Changing careers and jobs can be chaotic in a person’s life and can be a lonely experience. Shelly Trebesch in her book Isolation; a place of transformation in the life of a leader has a healthy approach to address various aspects of isolation sometimes caused by a career change. She approaches isolation from a spiritual perspective and says isolation is a fourfold process: striping, wrestling with God, increased intimacy with God and a looking forward to the future (Trebesch 1997, 35).
After reflecting on her principles and my career change in the past, I could relate to the four fold process as I experienced much of these phases. In the 1980s I had a positive experience starting a church in California with the support of two sister churches. My wife and I decided to leverage that experience to start a new church in Seattle but without the support of churches close by. After a couple of years, funds were dwindling and I decided to go bi-vocational and start a second career. The second career lead to become a Nursing Home Administrator with the goal to become an Executive Director of a faith based Continuing Care Retirement Community.
The decision led to a time of isolation and experiencing the 4 phases Trebesch talks about. Stripping was felt as I had a Masters of Divinity and was trained to lead people in a church environment. I knew very little about healthcare and geriatrics which led me on a journey of having my pay cut in half while I interned in a State sponsored Administrator in Training program. This took a year to learn and obtain my license.
The wrestling with God came about through prayer and reflection about working through an unsuccessful church planting effort and deciding to move into another career. Much was learned through a period of months of wrestling and seeking God’s direction in a real life crisis.
Increased intimacy grew over time as I saw God faithful walking along this career transition. He never left me and I found comfort in reading scripture (especially Psalms) and praying through the day to day experience. The lapsing of time and consistent spiritual disciplines helped to take away the pain as my new career became the new normal in my life.
Finally, the looking forward stage was feeling a release that it was ok to pursue another career as a lay pastor and not a professional pastor. This stage took a few years to be released to lean into my new career.
Changing careers can be a lonely and isolating experience and Trebesch’s work was encouraging to read and reflect over some of the isolating experience my journey has taken me. How about you? Tell me about a career change you experienced. Did you also experience the fourfold process? Was your experience a blessing or a curse?
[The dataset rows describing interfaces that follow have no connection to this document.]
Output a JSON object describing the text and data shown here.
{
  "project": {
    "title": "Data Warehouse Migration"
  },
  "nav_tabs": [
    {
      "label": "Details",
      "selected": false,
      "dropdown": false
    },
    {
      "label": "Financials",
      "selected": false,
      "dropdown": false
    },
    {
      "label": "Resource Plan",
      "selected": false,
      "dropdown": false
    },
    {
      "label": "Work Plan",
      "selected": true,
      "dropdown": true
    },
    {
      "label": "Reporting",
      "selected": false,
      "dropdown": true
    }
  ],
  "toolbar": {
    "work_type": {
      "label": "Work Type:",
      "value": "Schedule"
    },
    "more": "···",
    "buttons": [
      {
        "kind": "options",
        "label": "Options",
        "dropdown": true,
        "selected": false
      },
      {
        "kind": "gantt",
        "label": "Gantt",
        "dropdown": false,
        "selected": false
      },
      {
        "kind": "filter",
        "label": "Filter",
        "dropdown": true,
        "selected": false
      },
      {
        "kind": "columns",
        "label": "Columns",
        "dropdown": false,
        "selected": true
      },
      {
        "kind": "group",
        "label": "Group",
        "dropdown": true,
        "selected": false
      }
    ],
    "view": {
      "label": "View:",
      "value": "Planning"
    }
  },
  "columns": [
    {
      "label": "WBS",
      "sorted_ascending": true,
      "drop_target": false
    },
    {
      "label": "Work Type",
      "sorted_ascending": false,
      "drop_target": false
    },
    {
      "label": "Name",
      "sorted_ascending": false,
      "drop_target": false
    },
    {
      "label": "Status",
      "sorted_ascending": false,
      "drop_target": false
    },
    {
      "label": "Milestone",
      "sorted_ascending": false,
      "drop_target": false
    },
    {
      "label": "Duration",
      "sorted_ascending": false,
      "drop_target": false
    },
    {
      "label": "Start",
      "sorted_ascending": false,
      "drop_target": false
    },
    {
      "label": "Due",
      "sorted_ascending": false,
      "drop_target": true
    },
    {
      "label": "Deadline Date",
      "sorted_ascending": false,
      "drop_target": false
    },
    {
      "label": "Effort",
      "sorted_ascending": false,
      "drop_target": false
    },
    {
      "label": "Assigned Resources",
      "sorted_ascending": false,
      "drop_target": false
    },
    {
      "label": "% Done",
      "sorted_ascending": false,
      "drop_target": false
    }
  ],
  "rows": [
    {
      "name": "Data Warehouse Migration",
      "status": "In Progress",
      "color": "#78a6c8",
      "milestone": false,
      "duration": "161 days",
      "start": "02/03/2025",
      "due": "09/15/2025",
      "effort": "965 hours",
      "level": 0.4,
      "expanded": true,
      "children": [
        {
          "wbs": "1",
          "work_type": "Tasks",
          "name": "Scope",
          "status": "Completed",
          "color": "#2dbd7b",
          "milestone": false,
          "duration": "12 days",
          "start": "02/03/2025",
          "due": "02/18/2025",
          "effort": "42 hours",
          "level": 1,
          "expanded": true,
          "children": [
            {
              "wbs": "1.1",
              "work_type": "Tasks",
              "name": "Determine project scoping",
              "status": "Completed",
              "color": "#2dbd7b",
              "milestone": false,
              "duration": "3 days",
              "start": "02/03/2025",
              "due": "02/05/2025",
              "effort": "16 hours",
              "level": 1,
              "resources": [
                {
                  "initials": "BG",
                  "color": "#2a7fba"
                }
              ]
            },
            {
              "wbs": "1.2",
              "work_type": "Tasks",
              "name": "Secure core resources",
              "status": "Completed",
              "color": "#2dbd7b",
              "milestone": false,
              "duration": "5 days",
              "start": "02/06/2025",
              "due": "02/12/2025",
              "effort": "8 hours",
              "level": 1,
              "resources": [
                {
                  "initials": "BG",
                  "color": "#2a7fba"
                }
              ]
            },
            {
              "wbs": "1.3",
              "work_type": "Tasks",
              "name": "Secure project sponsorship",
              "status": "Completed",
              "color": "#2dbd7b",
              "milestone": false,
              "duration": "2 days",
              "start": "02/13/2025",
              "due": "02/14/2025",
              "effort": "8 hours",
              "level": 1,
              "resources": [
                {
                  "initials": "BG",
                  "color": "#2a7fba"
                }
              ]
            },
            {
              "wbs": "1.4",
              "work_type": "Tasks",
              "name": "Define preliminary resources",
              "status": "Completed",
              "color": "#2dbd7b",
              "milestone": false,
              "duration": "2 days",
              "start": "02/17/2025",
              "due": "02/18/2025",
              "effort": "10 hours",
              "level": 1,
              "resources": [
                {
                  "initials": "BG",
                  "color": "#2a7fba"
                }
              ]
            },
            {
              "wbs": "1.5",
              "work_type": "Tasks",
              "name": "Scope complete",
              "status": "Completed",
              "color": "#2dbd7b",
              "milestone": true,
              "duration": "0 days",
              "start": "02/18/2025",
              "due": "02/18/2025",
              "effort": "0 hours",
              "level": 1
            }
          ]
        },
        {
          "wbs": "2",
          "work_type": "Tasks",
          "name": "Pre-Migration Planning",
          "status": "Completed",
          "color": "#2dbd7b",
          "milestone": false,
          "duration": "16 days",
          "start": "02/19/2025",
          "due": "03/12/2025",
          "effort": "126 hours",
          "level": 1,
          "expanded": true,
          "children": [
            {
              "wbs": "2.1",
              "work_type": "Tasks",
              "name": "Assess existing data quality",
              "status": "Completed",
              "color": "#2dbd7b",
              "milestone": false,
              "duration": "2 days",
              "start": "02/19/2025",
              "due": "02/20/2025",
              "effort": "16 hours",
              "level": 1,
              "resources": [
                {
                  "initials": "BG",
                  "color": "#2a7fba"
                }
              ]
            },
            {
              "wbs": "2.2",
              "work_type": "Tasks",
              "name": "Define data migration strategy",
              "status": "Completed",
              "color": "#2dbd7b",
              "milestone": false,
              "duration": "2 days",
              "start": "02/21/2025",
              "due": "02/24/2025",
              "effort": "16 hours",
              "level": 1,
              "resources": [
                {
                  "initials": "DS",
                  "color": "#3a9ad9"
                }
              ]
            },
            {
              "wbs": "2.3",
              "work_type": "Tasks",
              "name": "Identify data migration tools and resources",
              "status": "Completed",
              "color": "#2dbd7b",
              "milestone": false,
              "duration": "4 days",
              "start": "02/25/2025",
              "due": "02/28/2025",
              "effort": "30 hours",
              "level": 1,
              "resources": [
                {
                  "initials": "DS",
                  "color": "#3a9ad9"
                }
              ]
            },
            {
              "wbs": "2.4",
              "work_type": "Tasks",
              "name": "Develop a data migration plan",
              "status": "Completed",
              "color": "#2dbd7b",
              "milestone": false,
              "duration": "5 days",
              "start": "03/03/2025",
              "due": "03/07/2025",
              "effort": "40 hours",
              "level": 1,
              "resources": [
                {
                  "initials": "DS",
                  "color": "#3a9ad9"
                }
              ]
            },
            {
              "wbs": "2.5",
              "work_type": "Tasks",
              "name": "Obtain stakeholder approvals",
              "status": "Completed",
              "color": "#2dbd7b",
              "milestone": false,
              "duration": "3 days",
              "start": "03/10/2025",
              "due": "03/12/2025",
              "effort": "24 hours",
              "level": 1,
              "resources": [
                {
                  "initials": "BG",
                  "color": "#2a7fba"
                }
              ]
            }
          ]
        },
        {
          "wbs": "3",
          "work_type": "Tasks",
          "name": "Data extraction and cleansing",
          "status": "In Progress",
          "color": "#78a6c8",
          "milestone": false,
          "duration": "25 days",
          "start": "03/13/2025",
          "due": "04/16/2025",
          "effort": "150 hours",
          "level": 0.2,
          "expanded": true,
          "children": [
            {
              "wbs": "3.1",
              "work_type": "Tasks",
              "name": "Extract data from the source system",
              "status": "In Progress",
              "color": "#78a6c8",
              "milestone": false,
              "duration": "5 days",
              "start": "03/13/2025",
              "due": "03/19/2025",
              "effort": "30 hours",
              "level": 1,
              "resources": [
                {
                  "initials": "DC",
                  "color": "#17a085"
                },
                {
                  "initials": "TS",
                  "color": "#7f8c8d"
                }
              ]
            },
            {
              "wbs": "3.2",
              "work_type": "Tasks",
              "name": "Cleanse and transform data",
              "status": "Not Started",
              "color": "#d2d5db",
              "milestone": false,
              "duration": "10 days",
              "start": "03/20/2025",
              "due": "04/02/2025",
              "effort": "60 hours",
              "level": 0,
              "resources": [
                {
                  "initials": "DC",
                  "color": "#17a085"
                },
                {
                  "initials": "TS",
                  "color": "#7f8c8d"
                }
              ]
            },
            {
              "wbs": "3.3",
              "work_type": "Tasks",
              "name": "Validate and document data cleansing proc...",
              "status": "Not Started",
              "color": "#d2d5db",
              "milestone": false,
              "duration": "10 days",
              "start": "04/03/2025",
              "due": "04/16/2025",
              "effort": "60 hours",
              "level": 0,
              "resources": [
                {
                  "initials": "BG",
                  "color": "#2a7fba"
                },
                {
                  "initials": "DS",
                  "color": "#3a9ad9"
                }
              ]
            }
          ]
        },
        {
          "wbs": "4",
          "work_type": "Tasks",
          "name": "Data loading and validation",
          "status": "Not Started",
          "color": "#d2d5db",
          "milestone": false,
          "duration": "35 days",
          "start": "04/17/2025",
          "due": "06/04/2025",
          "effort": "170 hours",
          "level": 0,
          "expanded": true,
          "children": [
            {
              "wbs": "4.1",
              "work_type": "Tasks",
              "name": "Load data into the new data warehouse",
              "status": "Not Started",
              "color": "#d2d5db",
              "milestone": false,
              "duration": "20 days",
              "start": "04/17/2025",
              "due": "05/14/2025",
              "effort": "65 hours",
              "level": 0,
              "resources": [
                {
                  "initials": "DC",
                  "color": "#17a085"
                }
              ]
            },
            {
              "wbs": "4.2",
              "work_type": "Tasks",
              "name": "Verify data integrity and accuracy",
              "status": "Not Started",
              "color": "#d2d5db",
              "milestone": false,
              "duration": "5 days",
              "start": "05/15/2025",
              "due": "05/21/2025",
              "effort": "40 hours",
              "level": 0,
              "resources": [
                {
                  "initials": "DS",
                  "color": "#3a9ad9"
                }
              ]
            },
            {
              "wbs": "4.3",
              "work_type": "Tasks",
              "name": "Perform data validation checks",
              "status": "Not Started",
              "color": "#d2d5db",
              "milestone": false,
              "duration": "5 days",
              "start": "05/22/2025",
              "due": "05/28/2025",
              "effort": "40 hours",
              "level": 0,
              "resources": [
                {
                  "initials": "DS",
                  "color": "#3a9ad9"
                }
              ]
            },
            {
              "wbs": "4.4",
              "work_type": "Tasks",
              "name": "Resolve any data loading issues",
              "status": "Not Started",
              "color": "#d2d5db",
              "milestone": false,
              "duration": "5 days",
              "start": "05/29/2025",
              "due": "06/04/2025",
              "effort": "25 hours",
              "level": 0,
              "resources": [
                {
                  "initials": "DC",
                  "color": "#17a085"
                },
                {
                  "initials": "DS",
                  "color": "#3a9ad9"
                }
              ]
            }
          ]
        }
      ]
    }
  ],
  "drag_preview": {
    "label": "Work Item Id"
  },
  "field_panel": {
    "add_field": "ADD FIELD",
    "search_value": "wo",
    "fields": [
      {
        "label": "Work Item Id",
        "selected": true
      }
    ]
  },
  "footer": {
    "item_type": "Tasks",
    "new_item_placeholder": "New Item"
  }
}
Trebesch, Shelley. Isolation: A Place of Transformation in the Life of A Leader. Altadena, California: Barnabas Publishers, 1997.